(Study material)

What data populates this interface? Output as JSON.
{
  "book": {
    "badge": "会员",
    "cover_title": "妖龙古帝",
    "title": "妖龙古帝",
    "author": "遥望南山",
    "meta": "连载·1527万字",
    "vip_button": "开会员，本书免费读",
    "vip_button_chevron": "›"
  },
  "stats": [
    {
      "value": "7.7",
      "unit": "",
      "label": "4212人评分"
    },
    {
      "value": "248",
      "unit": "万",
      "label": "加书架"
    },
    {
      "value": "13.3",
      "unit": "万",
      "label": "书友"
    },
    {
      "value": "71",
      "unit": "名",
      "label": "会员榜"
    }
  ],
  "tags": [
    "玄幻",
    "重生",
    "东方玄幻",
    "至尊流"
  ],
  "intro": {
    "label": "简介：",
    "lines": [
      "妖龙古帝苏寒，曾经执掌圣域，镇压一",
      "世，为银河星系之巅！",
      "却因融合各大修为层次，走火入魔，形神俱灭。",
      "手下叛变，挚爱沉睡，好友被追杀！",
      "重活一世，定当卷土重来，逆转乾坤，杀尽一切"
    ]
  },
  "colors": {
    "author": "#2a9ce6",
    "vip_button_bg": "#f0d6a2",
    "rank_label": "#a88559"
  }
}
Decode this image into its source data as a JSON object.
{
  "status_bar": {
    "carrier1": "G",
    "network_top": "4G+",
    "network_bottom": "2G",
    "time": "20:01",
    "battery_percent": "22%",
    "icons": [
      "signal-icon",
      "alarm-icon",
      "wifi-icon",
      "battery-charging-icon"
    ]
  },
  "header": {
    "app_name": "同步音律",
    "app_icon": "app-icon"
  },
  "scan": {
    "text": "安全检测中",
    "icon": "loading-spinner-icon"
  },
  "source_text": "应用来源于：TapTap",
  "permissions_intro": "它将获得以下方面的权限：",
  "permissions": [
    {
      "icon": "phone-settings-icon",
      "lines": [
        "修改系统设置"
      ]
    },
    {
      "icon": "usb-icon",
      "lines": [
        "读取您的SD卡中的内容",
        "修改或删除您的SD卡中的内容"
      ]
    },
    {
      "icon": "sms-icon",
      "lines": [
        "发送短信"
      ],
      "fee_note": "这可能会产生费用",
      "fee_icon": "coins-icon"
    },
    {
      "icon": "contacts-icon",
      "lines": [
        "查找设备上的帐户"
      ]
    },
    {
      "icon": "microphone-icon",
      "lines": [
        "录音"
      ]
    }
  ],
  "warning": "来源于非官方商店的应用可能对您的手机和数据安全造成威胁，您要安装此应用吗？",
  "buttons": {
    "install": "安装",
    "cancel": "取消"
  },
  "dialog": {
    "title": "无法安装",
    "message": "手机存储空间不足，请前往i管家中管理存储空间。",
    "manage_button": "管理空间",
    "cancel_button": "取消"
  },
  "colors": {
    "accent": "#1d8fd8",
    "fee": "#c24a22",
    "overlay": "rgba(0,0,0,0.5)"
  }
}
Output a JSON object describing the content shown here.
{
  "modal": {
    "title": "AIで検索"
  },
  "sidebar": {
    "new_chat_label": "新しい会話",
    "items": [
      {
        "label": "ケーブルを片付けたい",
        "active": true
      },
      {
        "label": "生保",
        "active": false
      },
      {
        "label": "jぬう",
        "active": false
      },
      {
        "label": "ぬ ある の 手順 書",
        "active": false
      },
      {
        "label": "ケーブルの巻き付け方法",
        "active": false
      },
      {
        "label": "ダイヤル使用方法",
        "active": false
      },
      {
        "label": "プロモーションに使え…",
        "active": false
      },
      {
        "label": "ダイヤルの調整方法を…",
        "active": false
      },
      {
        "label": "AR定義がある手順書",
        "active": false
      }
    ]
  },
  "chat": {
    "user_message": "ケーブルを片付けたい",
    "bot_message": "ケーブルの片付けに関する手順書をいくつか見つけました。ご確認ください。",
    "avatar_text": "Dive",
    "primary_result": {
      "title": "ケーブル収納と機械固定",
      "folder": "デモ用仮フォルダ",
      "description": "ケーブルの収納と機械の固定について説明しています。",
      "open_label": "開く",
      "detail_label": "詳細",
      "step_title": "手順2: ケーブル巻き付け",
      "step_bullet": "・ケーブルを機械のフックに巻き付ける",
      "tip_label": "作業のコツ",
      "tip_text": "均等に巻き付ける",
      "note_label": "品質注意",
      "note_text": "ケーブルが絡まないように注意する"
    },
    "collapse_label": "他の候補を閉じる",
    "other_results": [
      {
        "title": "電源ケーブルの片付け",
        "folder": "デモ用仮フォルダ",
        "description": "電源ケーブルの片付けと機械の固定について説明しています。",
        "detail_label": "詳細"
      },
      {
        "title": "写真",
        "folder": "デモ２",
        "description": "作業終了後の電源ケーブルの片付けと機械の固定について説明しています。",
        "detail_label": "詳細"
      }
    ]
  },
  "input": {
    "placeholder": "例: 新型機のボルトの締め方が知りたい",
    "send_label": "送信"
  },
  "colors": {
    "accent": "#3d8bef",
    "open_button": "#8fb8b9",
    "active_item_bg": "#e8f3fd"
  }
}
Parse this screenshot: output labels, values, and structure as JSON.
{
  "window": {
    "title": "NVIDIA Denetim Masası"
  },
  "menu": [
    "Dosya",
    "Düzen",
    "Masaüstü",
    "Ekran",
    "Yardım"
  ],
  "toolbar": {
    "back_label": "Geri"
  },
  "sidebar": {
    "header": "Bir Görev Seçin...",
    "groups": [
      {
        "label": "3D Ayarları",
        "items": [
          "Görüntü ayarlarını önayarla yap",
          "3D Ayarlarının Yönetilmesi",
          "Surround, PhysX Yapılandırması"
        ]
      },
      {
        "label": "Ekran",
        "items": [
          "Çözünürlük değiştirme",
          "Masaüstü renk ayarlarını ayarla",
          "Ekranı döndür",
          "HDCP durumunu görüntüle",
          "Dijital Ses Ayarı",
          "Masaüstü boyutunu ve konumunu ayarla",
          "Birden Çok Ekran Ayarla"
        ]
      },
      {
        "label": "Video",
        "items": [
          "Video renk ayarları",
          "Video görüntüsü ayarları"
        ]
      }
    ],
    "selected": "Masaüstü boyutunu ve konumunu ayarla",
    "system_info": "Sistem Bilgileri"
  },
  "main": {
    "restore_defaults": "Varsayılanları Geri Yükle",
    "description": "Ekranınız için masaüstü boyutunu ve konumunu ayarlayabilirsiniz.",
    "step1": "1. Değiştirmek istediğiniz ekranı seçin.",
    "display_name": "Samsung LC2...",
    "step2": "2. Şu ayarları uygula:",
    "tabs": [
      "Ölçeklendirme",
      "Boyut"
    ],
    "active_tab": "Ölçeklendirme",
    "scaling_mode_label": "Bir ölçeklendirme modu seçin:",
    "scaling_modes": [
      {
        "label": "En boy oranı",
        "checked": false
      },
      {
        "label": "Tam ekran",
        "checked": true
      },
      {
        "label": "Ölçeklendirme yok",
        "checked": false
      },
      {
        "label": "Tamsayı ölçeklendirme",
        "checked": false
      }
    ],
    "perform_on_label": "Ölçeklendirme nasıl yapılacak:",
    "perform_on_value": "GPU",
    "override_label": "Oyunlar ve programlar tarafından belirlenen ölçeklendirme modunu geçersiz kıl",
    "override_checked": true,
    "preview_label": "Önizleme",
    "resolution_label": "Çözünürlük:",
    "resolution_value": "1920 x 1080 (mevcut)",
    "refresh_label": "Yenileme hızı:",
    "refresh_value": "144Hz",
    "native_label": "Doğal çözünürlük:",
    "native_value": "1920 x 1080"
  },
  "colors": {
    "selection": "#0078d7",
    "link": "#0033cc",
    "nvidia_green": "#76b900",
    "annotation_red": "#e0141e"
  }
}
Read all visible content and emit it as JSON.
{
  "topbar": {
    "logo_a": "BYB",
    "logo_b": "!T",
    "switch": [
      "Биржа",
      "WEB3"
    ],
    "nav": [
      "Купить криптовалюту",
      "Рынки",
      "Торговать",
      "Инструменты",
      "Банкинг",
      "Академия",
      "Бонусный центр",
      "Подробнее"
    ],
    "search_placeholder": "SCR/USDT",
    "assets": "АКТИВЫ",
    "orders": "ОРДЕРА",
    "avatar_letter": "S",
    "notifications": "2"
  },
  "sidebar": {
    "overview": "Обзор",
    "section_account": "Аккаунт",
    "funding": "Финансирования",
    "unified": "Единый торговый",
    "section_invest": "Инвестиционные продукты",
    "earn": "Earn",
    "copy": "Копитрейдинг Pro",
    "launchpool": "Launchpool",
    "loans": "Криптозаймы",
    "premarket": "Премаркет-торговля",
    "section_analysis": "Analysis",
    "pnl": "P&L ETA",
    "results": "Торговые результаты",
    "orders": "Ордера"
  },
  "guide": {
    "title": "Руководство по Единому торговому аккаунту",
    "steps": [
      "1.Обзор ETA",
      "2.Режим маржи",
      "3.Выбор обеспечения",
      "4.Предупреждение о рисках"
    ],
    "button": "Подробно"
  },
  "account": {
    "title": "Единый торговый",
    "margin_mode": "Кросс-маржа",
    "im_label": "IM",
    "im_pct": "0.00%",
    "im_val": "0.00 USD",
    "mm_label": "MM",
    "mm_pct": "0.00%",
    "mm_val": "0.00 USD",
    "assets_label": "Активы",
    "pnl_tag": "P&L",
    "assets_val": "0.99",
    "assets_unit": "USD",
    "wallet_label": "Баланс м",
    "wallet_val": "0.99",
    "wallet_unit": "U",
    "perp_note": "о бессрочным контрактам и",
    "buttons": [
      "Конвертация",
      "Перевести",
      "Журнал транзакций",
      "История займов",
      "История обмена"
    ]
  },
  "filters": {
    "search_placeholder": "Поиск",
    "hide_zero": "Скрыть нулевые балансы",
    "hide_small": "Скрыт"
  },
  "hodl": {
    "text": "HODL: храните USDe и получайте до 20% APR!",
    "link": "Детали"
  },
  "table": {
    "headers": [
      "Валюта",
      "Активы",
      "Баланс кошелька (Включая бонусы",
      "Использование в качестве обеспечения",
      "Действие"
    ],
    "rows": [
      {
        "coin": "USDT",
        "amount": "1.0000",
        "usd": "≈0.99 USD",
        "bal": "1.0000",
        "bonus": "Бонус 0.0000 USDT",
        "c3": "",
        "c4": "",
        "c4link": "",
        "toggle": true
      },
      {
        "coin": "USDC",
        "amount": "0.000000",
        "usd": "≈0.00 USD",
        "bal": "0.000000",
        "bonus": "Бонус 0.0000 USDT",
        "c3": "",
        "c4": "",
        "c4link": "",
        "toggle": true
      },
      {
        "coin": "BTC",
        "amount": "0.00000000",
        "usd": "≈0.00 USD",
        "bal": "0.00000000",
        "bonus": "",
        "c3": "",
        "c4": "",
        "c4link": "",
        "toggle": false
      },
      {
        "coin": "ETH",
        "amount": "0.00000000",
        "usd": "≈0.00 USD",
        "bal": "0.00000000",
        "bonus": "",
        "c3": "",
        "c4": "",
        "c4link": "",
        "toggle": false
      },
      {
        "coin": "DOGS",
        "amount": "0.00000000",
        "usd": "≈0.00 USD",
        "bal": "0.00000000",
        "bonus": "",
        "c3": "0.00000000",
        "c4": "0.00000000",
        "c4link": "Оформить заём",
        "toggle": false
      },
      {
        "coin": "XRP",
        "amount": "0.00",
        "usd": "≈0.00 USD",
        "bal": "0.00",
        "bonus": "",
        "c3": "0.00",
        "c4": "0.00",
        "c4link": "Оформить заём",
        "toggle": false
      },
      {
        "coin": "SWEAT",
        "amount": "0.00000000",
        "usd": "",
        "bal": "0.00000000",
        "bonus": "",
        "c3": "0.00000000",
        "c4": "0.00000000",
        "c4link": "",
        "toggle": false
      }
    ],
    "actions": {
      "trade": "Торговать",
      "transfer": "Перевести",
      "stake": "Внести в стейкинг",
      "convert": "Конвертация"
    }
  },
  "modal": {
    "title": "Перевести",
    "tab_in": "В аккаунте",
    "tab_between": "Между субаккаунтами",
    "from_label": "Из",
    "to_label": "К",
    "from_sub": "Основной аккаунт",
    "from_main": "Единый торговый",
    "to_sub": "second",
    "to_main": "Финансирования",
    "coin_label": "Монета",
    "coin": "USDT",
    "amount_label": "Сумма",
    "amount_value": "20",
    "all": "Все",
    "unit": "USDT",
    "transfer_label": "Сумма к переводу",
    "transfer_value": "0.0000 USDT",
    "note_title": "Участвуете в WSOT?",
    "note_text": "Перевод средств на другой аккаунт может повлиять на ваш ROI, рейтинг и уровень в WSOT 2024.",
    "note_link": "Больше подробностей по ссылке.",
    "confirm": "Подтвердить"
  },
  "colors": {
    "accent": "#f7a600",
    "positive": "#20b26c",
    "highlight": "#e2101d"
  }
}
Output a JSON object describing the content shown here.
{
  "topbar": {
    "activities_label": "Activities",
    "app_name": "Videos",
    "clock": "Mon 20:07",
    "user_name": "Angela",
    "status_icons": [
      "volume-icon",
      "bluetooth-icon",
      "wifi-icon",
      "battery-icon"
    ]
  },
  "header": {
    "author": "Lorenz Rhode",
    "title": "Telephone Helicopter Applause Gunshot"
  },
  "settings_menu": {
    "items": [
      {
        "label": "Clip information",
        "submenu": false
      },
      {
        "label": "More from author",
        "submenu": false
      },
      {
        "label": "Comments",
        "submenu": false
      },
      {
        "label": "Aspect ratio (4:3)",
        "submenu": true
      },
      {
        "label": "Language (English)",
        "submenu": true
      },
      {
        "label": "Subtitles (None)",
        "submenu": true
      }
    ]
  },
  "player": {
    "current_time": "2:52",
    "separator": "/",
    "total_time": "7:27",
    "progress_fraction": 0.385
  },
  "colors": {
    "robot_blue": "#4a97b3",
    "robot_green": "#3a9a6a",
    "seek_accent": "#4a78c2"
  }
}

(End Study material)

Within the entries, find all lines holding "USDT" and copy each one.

= Output for this exercise =
    "search_placeholder": "SCR/USDT",
        "coin": "USDT",
        "bonus": "Бонус 0.0000 USDT",
        "bonus": "Бонус 0.0000 USDT",
    "coin": "USDT",
    "unit": "USDT",
    "transfer_value": "0.0000 USDT",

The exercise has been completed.